### INFORMATION SUPPLIED
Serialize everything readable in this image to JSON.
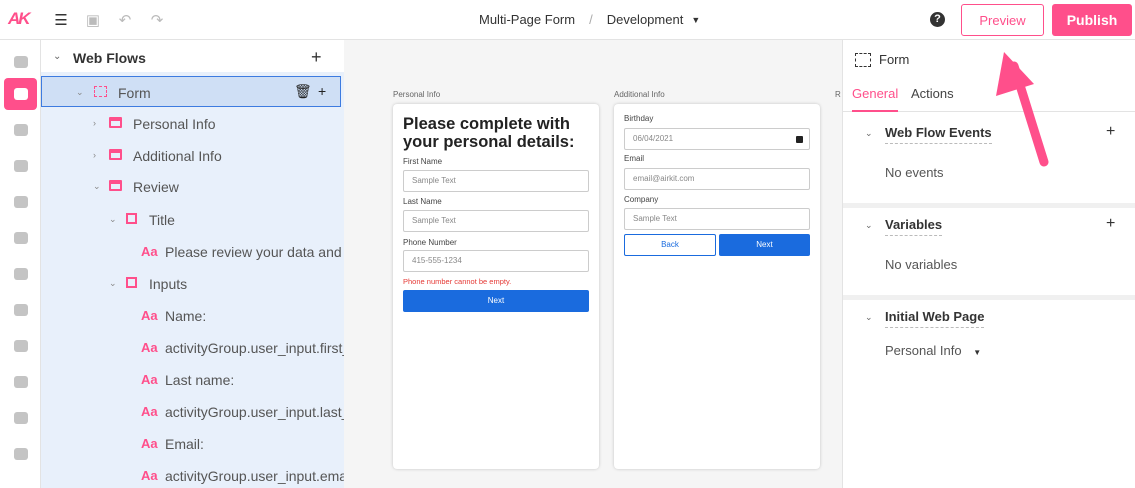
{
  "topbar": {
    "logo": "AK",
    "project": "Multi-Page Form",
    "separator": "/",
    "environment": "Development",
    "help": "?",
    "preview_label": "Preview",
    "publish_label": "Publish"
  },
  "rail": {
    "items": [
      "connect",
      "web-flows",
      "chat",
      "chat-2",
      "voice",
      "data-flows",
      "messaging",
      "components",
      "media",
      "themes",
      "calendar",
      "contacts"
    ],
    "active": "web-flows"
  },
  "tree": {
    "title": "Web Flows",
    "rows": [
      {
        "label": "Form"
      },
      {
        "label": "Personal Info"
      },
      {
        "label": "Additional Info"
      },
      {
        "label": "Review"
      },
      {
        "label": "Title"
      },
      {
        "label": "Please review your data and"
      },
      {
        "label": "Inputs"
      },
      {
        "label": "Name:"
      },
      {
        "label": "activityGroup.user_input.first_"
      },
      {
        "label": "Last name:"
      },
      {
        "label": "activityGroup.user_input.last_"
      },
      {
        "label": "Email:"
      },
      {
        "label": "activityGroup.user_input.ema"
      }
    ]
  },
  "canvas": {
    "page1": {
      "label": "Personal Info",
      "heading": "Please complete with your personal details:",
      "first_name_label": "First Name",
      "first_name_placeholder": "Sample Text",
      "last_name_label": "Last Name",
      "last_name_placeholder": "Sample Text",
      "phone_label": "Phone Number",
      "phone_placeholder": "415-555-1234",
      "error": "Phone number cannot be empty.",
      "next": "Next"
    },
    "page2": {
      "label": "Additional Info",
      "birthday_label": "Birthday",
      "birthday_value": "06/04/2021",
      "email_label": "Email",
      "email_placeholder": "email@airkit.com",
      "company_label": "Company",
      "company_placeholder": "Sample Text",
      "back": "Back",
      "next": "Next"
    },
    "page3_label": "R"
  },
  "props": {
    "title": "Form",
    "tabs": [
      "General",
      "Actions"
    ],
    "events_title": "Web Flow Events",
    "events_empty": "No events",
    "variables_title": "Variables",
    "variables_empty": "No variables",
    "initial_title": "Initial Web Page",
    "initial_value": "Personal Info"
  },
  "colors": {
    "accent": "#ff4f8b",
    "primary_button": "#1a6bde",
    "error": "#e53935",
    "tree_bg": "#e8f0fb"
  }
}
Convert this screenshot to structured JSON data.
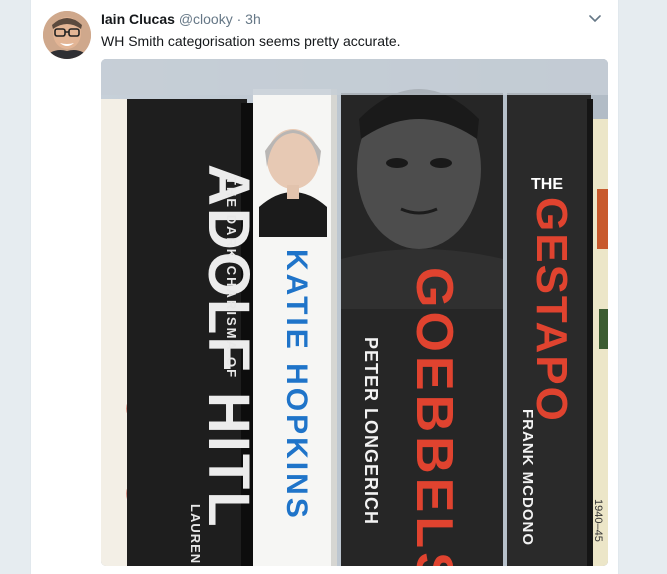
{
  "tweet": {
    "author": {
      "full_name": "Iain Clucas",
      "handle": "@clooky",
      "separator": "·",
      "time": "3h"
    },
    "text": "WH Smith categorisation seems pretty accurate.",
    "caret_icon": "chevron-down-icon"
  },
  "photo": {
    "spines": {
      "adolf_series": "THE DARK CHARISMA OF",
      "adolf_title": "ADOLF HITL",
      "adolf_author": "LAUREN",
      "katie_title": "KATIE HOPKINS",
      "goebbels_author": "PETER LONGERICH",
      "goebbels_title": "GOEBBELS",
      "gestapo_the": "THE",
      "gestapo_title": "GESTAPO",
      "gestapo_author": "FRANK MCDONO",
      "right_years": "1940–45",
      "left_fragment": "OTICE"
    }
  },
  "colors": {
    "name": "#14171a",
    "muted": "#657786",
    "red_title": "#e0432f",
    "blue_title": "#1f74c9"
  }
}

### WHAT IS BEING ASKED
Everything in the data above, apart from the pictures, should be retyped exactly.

### THE ANSWER
Serialize everything readable in this image to JSON.
{
  "topbar": {
    "logo": "AK",
    "project": "Multi-Page Form",
    "separator": "/",
    "environment": "Development",
    "help": "?",
    "preview_label": "Preview",
    "publish_label": "Publish"
  },
  "rail": {
    "items": [
      "connect",
      "web-flows",
      "chat",
      "chat-2",
      "voice",
      "data-flows",
      "messaging",
      "components",
      "media",
      "themes",
      "calendar",
      "contacts"
    ],
    "active": "web-flows"
  },
  "tree": {
    "title": "Web Flows",
    "rows": [
      {
        "label": "Form"
      },
      {
        "label": "Personal Info"
      },
      {
        "label": "Additional Info"
      },
      {
        "label": "Review"
      },
      {
        "label": "Title"
      },
      {
        "label": "Please review your data and"
      },
      {
        "label": "Inputs"
      },
      {
        "label": "Name:"
      },
      {
        "label": "activityGroup.user_input.first_"
      },
      {
        "label": "Last name:"
      },
      {
        "label": "activityGroup.user_input.last_"
      },
      {
        "label": "Email:"
      },
      {
        "label": "activityGroup.user_input.ema"
      }
    ]
  },
  "canvas": {
    "page1": {
      "label": "Personal Info",
      "heading": "Please complete with your personal details:",
      "first_name_label": "First Name",
      "first_name_placeholder": "Sample Text",
      "last_name_label": "Last Name",
      "last_name_placeholder": "Sample Text",
      "phone_label": "Phone Number",
      "phone_placeholder": "415-555-1234",
      "error": "Phone number cannot be empty.",
      "next": "Next"
    },
    "page2": {
      "label": "Additional Info",
      "birthday_label": "Birthday",
      "birthday_value": "06/04/2021",
      "email_label": "Email",
      "email_placeholder": "email@airkit.com",
      "company_label": "Company",
      "company_placeholder": "Sample Text",
      "back": "Back",
      "next": "Next"
    },
    "page3_label": "R"
  },
  "props": {
    "title": "Form",
    "tabs": [
      "General",
      "Actions"
    ],
    "events_title": "Web Flow Events",
    "events_empty": "No events",
    "variables_title": "Variables",
    "variables_empty": "No variables",
    "initial_title": "Initial Web Page",
    "initial_value": "Personal Info"
  },
  "colors": {
    "accent": "#ff4f8b",
    "primary_button": "#1a6bde",
    "error": "#e53935",
    "tree_bg": "#e8f0fb"
  }
}
Convert this screenshot to structured JSON data.
{
  "tweet": {
    "author": {
      "full_name": "Iain Clucas",
      "handle": "@clooky",
      "separator": "·",
      "time": "3h"
    },
    "text": "WH Smith categorisation seems pretty accurate.",
    "caret_icon": "chevron-down-icon"
  },
  "photo": {
    "spines": {
      "adolf_series": "THE DARK CHARISMA OF",
      "adolf_title": "ADOLF HITL",
      "adolf_author": "LAUREN",
      "katie_title": "KATIE HOPKINS",
      "goebbels_author": "PETER LONGERICH",
      "goebbels_title": "GOEBBELS",
      "gestapo_the": "THE",
      "gestapo_title": "GESTAPO",
      "gestapo_author": "FRANK MCDONO",
      "right_years": "1940–45",
      "left_fragment": "OTICE"
    }
  },
  "colors": {
    "name": "#14171a",
    "muted": "#657786",
    "red_title": "#e0432f",
    "blue_title": "#1f74c9"
  }
}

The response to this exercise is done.